Counsels file a bail application for the accused’s interim release on behalf of the accused. In criminal situations, arrests are undertaken to guarantee that the accused is present in court during the trial process. However, if the accused consented to appear in court without being imprisoned, in that instance, it would be unjust to limit his Personal Liberty; hence the option for Bail is incorporated in the interim legislation. The petitioner filed a bail application under Section 439 of the Code of Criminal Procedure in C.R. No. 625 of 2019 at the Kondwa Police Station in Pune for offenses punishable under Sections 8(c) and 21(c) of the Narcotic Drugs and Psychotropic Substances Act, 1985. This Judgment was pronounced on 20.01.2022 by V. G. BISHT, J in SHOLADOYE SAMUEL JOY V. THE STATE OF MAHARASHTRA.
Facts of the case – While the informant and staff were on patrol, they noticed a Nigerian native walking down the street with a sack bag slung over his shoulder. As a result, the applicant was informed in writing of his right to be searched in front of a Gazetted Officer or a Magistrate, which he rejected. The sack bag was explored in the presence of panchas, and the white substance and other items were found from it. The white powder was analyzed using drug detection equipment and was discovered to be ‘cocaine.’ It weighed around 201 grams. When requested to give his passport, the applicant stated that his passport was at his home. As a result, the applicant’s home was searched, and he was found in possession of 534 mg of cocaine and other materials. As a result, a First Information Report (FIR) was filed.
Mr. Mishra, learned Counsel for the Appellant, vehemently stated that the required provisions of Sections 42 and 50 of the NDPS Act are wholly disregarded. As a result, the prosecution’s case has been tainted. As a result, the bar imposed by Section 37 of the NDPS Act will not apply due to a failure to comply with the NDPS Act’s required requirements. In certain situations, the petitioner is entitled to a bail hearing.
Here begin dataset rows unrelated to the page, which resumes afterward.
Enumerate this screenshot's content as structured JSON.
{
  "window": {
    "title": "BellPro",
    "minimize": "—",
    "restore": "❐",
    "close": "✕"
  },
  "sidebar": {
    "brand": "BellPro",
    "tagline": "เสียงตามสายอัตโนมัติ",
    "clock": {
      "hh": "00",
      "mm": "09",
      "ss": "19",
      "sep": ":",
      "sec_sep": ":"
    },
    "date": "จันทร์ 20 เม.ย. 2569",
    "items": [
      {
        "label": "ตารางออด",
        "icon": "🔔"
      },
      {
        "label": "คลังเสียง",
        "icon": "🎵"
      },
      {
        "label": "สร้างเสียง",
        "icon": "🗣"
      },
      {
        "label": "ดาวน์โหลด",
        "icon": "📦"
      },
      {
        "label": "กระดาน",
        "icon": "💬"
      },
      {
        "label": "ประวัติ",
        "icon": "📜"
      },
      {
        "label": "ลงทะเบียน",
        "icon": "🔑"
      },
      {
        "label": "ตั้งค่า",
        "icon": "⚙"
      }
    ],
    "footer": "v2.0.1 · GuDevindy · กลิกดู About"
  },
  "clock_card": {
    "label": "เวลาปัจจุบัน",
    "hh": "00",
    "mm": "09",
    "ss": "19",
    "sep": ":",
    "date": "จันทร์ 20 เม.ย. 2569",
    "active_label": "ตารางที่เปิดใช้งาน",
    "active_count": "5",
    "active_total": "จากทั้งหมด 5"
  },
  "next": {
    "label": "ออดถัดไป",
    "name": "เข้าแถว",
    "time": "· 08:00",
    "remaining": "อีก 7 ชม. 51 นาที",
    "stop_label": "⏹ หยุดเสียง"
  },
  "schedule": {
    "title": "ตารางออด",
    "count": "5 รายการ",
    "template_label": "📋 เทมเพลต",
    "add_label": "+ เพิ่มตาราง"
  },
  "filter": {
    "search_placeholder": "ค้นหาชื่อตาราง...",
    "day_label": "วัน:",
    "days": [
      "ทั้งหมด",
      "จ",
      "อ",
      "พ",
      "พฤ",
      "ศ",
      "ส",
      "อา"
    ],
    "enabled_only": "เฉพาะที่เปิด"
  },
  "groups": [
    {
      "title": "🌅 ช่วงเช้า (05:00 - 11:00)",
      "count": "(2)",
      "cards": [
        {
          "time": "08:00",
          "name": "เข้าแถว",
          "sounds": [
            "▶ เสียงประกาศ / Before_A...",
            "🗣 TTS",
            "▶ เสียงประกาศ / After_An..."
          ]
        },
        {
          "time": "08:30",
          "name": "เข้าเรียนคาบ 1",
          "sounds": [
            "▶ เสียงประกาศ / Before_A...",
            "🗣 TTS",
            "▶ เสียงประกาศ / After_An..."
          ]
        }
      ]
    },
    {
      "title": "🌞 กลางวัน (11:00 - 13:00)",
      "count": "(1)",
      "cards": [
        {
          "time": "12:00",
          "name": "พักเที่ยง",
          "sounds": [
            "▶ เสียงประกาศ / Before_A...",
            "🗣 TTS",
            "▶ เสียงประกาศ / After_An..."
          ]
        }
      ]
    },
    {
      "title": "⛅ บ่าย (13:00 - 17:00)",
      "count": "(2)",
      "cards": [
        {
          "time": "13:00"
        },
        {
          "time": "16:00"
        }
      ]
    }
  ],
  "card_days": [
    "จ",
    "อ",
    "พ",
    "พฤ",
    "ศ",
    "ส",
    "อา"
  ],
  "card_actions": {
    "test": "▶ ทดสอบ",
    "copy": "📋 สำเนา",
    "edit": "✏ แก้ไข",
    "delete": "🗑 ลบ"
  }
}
On the other hand, Mr. Dedhia, learned APP, objected to the arguments, claiming that the NDPS Act was followed to the letter. The application is likely to be denied because it lacks merit.
After reviewing both sides, the Learned Judge disagrees with the Learned APP. As determined by the Hon’ble Apex Court in Vijaysinh Chandubha Jadeja, there was due compliance with Sections 42 and 50 of the NDPS Act regarding the search and collection of the claimed contraband (cocaine) from the applicant does not fulfill the mandatory requirement of provision. Based on these circumstances, the Judge granted Bail to the Appellant and issued specific rules with which the Appellant must comply.
Reviewed by Rangasree